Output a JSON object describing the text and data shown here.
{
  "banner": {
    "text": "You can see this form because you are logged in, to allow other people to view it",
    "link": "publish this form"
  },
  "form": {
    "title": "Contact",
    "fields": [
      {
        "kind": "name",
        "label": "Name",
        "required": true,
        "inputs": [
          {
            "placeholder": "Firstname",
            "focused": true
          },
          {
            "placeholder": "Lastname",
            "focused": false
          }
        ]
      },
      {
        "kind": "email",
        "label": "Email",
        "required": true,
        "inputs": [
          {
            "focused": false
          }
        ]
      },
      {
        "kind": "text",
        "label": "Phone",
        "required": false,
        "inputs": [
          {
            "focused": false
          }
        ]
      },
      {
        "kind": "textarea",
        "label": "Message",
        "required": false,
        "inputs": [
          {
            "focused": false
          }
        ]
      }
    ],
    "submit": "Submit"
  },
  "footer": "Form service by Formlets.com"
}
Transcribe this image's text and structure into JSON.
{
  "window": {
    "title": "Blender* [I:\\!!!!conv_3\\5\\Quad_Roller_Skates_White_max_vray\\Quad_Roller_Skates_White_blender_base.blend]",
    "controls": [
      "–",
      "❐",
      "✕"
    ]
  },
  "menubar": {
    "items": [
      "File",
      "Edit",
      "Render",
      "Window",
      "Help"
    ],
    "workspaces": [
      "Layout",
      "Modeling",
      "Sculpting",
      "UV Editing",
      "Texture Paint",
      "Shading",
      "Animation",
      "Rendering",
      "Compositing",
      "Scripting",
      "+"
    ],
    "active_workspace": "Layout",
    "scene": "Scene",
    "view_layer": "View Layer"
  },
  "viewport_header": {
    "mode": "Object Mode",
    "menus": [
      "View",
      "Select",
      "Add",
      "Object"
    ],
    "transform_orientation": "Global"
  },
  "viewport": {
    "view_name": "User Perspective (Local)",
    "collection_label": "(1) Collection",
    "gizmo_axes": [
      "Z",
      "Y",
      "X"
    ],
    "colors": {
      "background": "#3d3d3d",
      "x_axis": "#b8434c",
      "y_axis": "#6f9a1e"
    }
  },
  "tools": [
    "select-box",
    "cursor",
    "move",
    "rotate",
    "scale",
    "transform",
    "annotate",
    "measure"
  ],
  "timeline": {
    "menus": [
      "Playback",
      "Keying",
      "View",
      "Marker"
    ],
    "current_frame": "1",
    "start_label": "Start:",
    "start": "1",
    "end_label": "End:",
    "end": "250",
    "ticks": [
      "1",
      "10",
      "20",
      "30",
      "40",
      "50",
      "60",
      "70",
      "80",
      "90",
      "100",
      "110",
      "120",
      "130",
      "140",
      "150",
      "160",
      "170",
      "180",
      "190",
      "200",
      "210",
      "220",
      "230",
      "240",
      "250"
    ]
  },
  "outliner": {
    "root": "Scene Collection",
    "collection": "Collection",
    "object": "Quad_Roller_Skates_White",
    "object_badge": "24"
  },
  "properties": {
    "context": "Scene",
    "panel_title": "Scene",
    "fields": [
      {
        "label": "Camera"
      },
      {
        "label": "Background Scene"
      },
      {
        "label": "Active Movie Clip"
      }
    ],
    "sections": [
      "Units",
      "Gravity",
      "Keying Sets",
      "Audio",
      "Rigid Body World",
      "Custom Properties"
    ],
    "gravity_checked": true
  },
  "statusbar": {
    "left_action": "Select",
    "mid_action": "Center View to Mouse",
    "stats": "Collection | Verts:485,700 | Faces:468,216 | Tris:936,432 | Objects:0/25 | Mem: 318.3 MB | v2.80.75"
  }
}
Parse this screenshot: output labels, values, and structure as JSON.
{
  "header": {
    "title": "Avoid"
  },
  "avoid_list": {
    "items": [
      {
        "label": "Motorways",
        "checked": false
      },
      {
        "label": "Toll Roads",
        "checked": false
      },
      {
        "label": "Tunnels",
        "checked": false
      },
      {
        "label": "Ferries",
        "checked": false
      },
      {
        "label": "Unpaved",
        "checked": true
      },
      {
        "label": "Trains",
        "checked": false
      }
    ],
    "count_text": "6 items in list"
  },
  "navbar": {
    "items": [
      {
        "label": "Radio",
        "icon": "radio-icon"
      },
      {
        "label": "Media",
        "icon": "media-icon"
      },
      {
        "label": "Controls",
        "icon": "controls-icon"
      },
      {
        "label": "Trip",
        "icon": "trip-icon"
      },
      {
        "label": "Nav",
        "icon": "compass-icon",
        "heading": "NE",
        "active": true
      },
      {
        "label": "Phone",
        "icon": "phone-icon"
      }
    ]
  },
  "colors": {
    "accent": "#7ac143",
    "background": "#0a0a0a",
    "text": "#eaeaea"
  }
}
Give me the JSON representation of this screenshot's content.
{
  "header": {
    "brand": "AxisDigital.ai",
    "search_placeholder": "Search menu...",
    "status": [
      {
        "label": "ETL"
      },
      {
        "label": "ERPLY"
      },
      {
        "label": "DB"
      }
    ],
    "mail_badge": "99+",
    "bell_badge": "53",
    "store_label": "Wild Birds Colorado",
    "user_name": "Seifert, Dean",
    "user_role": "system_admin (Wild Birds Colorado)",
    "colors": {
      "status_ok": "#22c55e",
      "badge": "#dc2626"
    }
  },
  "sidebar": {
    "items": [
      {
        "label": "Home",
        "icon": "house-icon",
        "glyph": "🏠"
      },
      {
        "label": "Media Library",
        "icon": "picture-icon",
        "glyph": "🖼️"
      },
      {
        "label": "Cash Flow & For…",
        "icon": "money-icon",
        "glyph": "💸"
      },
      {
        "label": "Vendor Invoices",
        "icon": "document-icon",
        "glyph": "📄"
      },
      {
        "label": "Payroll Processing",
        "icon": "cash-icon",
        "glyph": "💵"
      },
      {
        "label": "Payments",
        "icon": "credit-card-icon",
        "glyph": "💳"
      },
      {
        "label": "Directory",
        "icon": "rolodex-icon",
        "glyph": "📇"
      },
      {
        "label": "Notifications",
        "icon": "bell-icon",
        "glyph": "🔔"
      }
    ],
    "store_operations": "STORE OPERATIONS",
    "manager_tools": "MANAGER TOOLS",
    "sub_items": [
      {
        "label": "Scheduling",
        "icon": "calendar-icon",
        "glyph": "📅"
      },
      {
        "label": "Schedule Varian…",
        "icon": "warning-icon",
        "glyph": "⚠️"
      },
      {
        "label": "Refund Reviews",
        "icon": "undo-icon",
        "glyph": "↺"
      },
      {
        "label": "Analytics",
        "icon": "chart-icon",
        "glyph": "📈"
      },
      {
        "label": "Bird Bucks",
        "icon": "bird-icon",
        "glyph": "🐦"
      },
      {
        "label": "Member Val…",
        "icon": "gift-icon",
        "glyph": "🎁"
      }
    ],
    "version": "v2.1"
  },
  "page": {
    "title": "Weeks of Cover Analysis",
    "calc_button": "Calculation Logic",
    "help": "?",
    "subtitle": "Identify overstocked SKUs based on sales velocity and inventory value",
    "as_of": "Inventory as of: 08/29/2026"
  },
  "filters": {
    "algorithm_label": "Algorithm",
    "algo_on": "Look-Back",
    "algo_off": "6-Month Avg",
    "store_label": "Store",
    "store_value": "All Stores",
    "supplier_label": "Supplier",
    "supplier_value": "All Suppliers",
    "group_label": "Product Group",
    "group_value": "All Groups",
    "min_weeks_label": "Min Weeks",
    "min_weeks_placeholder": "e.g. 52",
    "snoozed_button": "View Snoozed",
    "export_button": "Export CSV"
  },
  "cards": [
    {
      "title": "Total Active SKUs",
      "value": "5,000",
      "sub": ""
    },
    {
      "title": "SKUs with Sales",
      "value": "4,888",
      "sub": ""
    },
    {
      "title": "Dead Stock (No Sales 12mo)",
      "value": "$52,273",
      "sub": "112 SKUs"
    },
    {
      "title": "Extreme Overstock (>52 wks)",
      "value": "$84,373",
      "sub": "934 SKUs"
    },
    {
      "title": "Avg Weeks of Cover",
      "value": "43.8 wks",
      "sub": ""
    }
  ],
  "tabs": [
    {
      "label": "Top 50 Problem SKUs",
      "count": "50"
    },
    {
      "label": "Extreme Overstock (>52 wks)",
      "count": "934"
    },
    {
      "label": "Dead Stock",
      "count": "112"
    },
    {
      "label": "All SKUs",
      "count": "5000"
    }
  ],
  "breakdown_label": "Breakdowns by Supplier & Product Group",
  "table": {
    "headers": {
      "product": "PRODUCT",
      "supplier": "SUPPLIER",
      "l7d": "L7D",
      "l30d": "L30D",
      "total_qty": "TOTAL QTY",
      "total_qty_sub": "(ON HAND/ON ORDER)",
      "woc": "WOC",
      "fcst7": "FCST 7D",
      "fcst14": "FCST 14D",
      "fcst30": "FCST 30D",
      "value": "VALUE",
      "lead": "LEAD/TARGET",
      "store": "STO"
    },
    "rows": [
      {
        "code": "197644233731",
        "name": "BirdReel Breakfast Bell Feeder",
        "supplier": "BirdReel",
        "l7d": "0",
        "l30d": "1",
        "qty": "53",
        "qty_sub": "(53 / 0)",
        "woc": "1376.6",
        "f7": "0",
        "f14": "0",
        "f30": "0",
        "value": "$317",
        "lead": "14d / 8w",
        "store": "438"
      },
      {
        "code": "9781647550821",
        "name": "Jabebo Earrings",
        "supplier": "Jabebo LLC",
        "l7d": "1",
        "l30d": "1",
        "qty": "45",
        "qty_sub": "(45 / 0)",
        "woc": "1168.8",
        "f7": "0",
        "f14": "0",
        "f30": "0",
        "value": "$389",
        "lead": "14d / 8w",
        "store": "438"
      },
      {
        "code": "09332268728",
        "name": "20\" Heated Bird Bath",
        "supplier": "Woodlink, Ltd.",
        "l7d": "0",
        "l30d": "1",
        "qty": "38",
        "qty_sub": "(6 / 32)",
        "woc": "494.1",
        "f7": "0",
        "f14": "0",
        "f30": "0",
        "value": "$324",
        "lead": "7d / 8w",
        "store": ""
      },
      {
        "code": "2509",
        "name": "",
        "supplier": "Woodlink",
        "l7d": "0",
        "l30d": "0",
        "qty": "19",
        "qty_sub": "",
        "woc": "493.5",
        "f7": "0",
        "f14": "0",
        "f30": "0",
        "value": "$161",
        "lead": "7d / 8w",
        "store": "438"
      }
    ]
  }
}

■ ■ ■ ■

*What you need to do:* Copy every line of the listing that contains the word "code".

*Response to the exercise:*
        "code": "197644233731",
        "code": "9781647550821",
        "code": "09332268728",
        "code": "2509",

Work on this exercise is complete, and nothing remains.